Directions:
Line by line, the data below should be set down unchanged, with images excluded.

====== Given entries ======

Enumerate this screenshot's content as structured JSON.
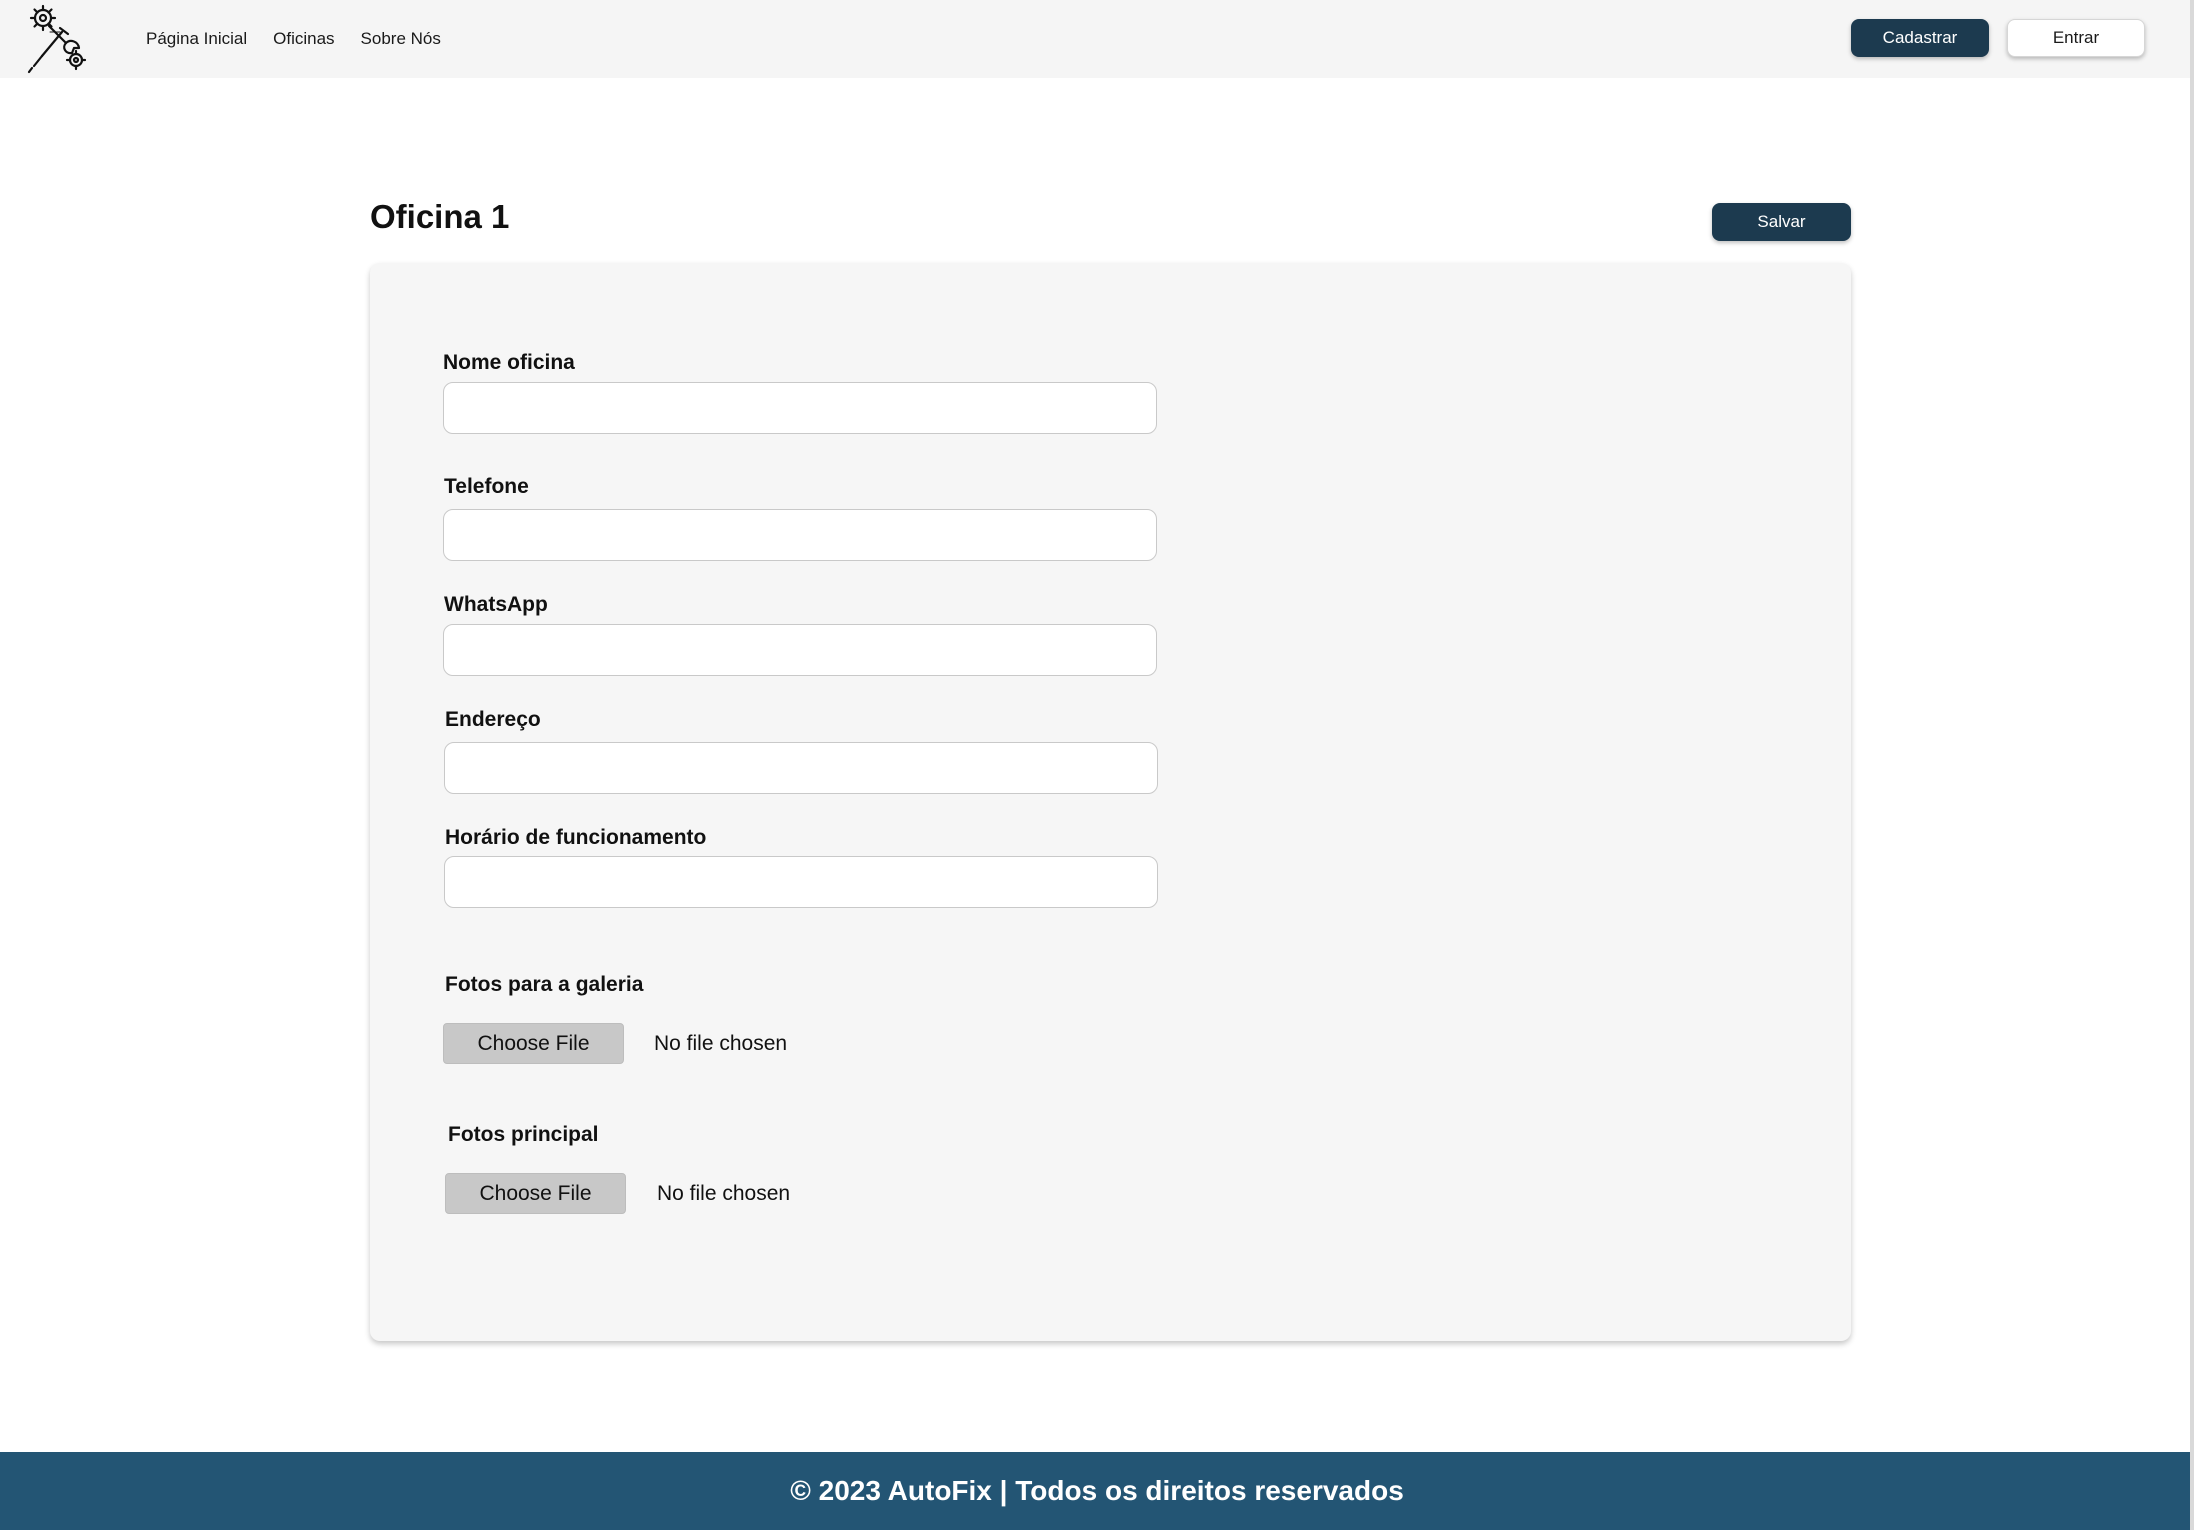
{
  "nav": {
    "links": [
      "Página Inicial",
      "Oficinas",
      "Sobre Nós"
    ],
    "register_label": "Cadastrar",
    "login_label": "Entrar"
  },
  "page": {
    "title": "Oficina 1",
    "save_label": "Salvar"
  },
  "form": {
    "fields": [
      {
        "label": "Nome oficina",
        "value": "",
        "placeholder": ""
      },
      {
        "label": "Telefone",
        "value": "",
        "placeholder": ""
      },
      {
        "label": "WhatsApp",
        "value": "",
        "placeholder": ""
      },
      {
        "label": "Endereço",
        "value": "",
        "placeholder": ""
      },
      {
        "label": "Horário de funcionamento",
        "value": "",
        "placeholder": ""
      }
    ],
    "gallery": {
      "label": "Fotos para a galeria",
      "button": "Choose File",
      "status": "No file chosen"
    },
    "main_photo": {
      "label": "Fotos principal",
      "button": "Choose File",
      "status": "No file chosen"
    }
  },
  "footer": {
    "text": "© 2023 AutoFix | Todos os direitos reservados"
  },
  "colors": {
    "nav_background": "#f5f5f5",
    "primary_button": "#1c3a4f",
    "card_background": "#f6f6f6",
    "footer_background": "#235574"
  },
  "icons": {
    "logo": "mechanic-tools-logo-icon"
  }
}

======

Solution:
Enumerate this screenshot's content as structured JSON.
{
  "nav": {
    "links": [
      "Página Inicial",
      "Oficinas",
      "Sobre Nós"
    ],
    "register_label": "Cadastrar",
    "login_label": "Entrar"
  },
  "page": {
    "title": "Oficina 1",
    "save_label": "Salvar"
  },
  "form": {
    "fields": [
      {
        "label": "Nome oficina",
        "value": "",
        "placeholder": ""
      },
      {
        "label": "Telefone",
        "value": "",
        "placeholder": ""
      },
      {
        "label": "WhatsApp",
        "value": "",
        "placeholder": ""
      },
      {
        "label": "Endereço",
        "value": "",
        "placeholder": ""
      },
      {
        "label": "Horário de funcionamento",
        "value": "",
        "placeholder": ""
      }
    ],
    "gallery": {
      "label": "Fotos para a galeria",
      "button": "Choose File",
      "status": "No file chosen"
    },
    "main_photo": {
      "label": "Fotos principal",
      "button": "Choose File",
      "status": "No file chosen"
    }
  },
  "footer": {
    "text": "© 2023 AutoFix | Todos os direitos reservados"
  },
  "colors": {
    "nav_background": "#f5f5f5",
    "primary_button": "#1c3a4f",
    "card_background": "#f6f6f6",
    "footer_background": "#235574"
  },
  "icons": {
    "logo": "mechanic-tools-logo-icon"
  }
}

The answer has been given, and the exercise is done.